In 2010 Graywolf published Essays from the Nick of Time, many of which were culled from the pages of Harper's, where you are a contributing editor. This volume was divided into two sections, "Reflections" and "Refutations." Are these classifications shorthand for your philosophy of the personal essay?

I don't know that I have a philosophy of the personal essay, but I guess "reflections" and "refutations" might do as categories. I write essays because I've come across something that intrigues or troubles me, and the essay is my way of getting at it, or because there's something I want to celebrate (leisure time, let's say) that's been neglected, or because something's pissed me off (how can you be alive in the world and not be political?) and writing about it saves me from getting into fights or hitting the Scotch.

What sort of role and effect does this type of essay have in our society and literary culture?

I'd say zero, basically. Literature has devolved into entertainment; if it doesn't distract us, we're not interested. My problem is that I admire essays that aren't necessarily all hipness and voice, the ones that wrestle with complexity, that are meant for adult consumption. Which may explain why my own tend to disappear like pebbles in a pond.

There's glory in thumbing your nose at the market; the trick is figuring out how to stay alive while you're doing it. So far I'm managing it.

The darker side of the family dynamic is explored throughout this book. While you have the emotional and physical abuse suffered by Jon and Ray there are also set pieces of casual violence and misguided tough love both on the page and off. In counterpoint to this theme you have Ray's fierce protectiveness of his baby brother Gene; something that Ray was never afforded. Why is Ray so willing to sacrifice himself for Gene? Is his selfless behavior a stark contrast to how the town treats him?

Absolutely. I had a friend when I was growing up (a tough kid from Bed-Stuy, back when it was still Italian-Irish) who had a baby brother named Gene. Gene was the sweetest kid I ever knew until my own kids came along twenty years later. Anyway, my friend would've lain down on the tracks for little Gene, and not having any brothers or sisters myself, I remember being very impressed by this. It was like every hit he took (and he took more than his share) made him that much more determined to protect his brother. I don't know that I did it consciously, but I must have drawn on the two of them while writing Ray and Gene. People react to abuse in a million ways, but basically it comes down to this: you can either pass it on or you can end it. My friend ended it. In our own lives, my wife and I ended it. Ray (and Jon in his way) ends it as well. 

How difficult was it for you to let go of Jon's voice? Do you feel like there is more of his story left to tell?

It's always difficult to let go of a voice you've lived with for years; I've dreamed about my characters after the books are done.
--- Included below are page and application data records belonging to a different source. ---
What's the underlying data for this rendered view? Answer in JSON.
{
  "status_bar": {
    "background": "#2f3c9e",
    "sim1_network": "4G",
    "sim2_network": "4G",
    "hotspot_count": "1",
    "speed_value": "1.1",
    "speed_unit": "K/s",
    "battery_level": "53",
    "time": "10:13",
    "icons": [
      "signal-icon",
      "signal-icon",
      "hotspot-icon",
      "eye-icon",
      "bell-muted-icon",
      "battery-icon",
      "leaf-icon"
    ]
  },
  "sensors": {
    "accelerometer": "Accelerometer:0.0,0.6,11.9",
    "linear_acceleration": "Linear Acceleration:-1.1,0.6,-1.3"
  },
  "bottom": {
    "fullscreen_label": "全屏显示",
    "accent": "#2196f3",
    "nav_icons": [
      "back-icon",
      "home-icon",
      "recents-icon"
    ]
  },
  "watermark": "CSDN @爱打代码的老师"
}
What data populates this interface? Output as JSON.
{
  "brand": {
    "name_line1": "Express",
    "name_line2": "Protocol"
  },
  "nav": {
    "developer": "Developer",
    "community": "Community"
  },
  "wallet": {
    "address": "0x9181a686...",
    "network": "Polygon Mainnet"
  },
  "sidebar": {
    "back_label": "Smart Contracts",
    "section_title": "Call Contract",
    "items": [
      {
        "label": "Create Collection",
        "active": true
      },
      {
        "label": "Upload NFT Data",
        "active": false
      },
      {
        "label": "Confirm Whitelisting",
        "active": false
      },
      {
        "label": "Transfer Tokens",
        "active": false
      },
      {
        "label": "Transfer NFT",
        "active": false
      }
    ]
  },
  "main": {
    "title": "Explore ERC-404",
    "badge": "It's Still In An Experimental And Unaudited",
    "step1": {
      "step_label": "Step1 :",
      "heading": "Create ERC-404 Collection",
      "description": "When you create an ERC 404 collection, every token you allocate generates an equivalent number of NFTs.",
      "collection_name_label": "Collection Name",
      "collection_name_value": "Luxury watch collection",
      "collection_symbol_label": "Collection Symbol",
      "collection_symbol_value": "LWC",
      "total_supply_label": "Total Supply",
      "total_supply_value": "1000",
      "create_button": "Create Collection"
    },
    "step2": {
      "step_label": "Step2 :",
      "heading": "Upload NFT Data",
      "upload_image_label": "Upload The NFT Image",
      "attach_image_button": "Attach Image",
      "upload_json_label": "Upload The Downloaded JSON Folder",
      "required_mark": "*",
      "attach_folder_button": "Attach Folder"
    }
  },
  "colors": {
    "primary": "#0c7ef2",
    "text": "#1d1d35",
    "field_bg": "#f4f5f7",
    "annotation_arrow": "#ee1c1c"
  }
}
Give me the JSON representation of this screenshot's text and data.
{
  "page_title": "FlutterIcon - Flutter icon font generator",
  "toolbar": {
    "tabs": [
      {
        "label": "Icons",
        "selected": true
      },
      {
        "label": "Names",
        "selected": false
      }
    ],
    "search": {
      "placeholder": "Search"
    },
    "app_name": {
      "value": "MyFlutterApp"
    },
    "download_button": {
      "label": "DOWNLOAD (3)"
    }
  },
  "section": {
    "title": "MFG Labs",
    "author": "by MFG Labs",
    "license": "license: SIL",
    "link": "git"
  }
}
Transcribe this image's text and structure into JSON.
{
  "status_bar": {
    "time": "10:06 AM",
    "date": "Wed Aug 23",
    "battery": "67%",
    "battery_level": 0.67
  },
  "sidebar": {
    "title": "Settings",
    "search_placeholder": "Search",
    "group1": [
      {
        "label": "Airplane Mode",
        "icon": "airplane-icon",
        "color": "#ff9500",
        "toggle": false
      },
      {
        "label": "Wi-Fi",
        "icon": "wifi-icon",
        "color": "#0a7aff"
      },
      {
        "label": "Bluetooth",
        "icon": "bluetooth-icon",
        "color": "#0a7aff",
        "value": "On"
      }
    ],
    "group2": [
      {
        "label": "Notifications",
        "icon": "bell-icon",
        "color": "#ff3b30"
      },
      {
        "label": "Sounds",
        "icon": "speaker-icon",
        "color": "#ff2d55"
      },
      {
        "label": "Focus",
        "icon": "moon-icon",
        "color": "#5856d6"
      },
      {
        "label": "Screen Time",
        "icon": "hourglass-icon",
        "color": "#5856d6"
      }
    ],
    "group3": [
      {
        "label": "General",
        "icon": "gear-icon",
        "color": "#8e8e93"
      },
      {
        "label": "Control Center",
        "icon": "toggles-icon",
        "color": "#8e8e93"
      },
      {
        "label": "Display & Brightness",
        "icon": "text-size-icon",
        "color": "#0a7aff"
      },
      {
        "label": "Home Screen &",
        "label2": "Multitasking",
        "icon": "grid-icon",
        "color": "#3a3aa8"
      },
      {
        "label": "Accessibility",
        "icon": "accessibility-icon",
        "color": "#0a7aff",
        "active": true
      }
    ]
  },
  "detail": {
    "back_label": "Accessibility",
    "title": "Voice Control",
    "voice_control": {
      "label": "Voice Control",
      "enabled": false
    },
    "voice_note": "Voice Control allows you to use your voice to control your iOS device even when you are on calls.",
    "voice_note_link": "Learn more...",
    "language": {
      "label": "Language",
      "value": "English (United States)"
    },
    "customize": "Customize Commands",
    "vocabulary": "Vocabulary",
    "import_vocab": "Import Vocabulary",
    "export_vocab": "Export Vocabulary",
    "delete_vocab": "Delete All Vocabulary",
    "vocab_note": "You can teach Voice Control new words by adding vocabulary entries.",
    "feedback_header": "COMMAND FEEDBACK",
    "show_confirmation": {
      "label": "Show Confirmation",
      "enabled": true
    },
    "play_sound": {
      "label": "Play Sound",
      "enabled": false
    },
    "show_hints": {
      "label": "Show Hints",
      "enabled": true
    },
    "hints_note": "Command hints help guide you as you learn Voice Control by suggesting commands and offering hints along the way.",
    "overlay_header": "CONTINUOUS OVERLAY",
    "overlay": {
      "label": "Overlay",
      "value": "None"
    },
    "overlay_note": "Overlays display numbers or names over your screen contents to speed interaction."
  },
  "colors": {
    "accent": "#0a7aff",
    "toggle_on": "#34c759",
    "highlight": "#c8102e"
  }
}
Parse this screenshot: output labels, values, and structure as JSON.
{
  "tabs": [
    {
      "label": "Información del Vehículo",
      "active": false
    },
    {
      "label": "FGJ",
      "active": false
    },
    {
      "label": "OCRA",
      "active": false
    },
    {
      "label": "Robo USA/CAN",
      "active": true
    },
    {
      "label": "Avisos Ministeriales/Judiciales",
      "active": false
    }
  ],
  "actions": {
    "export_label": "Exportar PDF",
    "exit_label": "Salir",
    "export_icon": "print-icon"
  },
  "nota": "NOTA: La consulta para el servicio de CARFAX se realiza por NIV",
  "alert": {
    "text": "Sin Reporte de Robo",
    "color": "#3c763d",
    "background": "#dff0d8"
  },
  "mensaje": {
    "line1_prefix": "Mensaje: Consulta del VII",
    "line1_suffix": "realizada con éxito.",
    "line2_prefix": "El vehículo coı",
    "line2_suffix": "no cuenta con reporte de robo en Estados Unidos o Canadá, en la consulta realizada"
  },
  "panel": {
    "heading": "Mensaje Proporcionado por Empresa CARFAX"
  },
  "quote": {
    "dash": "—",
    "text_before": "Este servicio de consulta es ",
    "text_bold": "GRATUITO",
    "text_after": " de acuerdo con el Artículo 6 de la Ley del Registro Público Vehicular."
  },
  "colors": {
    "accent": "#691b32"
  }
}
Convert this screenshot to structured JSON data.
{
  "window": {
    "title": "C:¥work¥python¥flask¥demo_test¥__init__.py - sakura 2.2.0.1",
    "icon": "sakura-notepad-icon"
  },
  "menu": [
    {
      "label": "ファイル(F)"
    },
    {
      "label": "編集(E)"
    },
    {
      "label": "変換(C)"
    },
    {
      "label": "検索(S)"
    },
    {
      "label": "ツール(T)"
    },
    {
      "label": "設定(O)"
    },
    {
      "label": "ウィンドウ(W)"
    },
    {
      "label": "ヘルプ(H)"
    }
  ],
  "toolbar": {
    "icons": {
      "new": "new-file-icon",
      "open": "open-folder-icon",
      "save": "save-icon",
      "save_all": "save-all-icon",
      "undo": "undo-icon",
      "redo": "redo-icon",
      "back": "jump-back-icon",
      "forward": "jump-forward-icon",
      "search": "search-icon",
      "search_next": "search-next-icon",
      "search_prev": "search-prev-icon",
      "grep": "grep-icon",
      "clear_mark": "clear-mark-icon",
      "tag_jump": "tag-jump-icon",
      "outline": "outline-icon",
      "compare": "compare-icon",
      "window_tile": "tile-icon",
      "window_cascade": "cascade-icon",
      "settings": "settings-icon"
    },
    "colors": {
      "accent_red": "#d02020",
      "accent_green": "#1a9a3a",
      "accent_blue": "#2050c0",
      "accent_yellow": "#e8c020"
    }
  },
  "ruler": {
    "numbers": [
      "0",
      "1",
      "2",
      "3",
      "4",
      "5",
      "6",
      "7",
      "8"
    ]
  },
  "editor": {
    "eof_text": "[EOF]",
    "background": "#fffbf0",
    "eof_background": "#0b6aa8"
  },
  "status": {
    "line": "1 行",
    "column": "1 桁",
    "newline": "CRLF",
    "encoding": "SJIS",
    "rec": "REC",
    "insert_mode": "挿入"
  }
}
Is there more to Jon's story? There is. Though sequels can be such cop-outs for writers, it's becoming obvious to me that Jon's not done with me yet -- not by a long shot. Here's what I know: he's fifty-eight, married to a woman named Alice, hiding in a high-desert town in Arizona I've come to know well, and on the run from her ex. I can't say more than that without letting air out of the story. 

Brewster is your fourth work of fiction including your debut, Lost Lake, which was published in 1998, so this question might be premature but have you started working on anything new? Any chance you will return to the short story form?

Though I may be following Jon for a while, there's no way I could ever stop writing stories. Still, they tend to come when they choose; there's a certain itch -- an idea, a bit of a dream -- and you build on that. I'll admit, I don't write many -- I wish I could. I've had a few in the past few years -- "Crossing" in The Paris Review, "The Hare's Mask" in Harper's -- that I'm pleased with, that took a lot out of me in ways I only partly understand. But the well's filling up again. I'll be back. It's what I do.